This was my parent’s generation. I have grade school children. Which means that we’re two generations removed from systemic exclusion from education and trade unions for African Americans. Systemic racial inequality has deep and recent roots. The outcomes of the justice system may be worse.

Today, the United States has more people in prison than China and Russia combined. If you want to ensure few people make it out of destitution, make sure you have more laws that lead to more long prison term than anywhere on the planet.

Nationally our police force is 12% African American, aligned with the per capita population. Of the major metropolitan areas in the country, only one, Atlanta, has a police department with a majority of African American officers.

American metropolitan areas are now less than 50% white.

Every day, 720,000 mostly white police arrest 39,000 people concentrated in urban, disproportionately in low-income, disproportionately African American communities. Prejudice, profiling, abject racism and all other dynamics of in-group, out-group human behavior are without a doubt a part of that dynamic. The system perpetuates.

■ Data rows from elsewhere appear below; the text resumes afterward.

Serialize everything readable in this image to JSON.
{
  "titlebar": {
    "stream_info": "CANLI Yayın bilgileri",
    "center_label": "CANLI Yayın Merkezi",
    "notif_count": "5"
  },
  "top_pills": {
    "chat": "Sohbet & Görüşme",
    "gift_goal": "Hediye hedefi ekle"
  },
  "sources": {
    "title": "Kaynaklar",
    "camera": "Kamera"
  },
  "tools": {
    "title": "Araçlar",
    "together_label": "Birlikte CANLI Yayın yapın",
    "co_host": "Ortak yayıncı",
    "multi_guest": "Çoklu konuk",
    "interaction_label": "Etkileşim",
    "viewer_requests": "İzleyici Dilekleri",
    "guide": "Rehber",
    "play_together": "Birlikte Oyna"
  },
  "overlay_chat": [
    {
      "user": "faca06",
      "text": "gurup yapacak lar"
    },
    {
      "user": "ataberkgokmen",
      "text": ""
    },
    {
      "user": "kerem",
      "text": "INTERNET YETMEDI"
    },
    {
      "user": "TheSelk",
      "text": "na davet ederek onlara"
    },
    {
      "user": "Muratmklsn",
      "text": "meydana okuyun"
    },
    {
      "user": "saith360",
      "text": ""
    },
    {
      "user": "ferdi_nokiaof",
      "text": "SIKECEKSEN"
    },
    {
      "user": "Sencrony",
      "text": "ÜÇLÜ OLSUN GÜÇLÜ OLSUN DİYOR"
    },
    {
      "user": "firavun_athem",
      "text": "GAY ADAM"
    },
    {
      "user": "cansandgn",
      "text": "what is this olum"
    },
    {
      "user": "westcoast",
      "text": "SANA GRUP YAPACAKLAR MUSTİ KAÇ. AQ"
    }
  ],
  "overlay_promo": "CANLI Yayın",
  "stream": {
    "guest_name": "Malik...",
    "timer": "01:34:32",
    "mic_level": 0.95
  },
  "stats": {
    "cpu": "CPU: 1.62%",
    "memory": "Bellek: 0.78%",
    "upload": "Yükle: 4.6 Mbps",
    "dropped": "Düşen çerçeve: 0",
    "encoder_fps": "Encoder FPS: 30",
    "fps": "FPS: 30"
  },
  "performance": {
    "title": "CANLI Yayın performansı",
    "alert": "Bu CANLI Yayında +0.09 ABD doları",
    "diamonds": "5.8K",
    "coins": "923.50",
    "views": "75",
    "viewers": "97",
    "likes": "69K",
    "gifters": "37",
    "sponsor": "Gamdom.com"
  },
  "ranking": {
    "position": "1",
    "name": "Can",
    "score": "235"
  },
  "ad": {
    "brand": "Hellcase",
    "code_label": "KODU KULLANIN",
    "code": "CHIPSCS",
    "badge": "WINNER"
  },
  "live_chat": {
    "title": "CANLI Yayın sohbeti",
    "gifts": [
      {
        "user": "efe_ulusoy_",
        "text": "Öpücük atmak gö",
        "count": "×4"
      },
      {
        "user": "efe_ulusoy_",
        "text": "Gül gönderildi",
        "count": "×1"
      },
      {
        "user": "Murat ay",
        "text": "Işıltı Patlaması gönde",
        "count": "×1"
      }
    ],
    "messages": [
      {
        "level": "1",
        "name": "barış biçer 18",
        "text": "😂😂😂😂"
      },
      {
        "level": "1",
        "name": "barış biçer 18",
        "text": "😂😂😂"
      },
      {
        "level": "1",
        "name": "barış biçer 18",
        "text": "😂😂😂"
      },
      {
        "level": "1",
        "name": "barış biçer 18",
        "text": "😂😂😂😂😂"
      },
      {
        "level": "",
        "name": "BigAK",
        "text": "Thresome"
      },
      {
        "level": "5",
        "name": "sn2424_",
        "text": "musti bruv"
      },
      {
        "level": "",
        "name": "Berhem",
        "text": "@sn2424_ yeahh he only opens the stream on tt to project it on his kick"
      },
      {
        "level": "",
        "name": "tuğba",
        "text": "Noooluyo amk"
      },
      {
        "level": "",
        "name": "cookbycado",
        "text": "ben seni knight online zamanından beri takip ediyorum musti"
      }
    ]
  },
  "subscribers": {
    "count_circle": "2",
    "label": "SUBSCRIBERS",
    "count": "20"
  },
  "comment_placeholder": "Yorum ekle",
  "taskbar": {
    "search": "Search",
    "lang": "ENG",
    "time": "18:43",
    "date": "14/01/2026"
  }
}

Systems are a set of things working together as a part of a network to drive an outcome. And it’s not hard to see how forces act upon African Americans to drive poor outcomes. It’s harder to see what’s not there.

At the same time that my parents were applying and enrolling in college, African Americans had no access to integrated higher education or skilled trades. Which means that the parents of African Americans my age had, with few exceptions, clearly limited access to academic or professional networks outside of the African American community. This was the intentional outcome of segregation.

The question of where I would be today without the influence of the social and professional network my parents provided for me is one I am grateful that I never have to answer. I wasn’t a rich kid. But I had parents whose social network was built on centuries of inclusion and opportunity. It was generations in the making. It was a generational social network that no African American, by law had access to.

If you collapsed he 239 years of our country’s existence into a normal day in your life, our African American population would have had basic rights closer to livestock than citizens until just after lunch. They gained access to equal education and protection of employment and hiring rights by about 8:15PM.

Education and employment are the fuel and engine behind economic progress. With access to both, progress is just a function of time. Without it, eternity isn’t long enough. I have heard more than once in my lifetime, an expression of the idea that slavery has been dead for 150 years. And that if a culture has not been able to overcome the injustices of their past in that time, six generations or so, then it is their fault. More importantly, it is their problem to solve.

If true, we’ve given then two hours in the day that has been the existence of America to solve it. This is the root of systemic racism.

Categories: History, Politics

2 replies »

  1. Everything you say is correct. But we need to force ourselves to answer the question, does making it easier for people to succeed within that environment cost us more than doing doing nothing. There are choices we make that make it harder than it has to be.